──────── Provided data ────────

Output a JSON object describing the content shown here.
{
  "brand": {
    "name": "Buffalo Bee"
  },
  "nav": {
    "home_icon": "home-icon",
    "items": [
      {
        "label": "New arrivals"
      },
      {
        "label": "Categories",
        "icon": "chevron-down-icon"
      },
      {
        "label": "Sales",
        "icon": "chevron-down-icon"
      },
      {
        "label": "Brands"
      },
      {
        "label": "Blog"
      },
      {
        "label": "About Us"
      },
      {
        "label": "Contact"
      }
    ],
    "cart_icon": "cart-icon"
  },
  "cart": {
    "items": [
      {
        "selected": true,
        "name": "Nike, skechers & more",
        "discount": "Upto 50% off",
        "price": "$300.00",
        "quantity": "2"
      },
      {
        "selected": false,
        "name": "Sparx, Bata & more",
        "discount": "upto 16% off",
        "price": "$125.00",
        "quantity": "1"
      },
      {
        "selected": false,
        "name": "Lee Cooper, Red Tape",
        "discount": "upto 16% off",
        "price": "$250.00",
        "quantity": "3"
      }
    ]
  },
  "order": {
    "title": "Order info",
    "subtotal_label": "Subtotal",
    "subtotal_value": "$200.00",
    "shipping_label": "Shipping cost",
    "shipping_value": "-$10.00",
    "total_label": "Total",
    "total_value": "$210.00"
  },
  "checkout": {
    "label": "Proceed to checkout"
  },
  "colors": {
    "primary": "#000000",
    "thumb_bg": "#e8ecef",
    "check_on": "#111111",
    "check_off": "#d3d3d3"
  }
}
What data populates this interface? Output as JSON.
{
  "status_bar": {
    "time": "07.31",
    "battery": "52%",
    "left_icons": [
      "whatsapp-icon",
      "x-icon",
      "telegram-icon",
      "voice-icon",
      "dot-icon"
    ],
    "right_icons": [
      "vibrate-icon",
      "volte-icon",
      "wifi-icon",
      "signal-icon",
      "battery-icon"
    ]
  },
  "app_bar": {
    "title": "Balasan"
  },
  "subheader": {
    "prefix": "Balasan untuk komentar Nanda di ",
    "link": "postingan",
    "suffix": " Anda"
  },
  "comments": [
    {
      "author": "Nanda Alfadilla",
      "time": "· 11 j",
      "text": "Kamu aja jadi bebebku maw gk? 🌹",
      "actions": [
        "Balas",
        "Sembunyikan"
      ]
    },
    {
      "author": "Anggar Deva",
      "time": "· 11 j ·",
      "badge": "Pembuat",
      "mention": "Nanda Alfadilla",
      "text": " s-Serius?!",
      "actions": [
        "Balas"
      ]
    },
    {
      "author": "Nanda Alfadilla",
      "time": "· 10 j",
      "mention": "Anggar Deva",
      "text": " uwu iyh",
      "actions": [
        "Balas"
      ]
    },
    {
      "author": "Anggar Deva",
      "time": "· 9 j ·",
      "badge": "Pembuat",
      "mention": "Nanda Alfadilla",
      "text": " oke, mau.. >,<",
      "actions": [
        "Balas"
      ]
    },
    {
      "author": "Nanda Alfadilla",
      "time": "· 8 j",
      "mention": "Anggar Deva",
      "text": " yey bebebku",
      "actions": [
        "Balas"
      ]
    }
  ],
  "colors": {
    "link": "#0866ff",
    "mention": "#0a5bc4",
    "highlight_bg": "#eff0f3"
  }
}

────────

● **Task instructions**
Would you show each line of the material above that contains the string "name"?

● **Task response**
    "name": "Buffalo Bee"
        "name": "Nike, skechers & more",
        "name": "Sparx, Bata & more",
        "name": "Lee Cooper, Red Tape",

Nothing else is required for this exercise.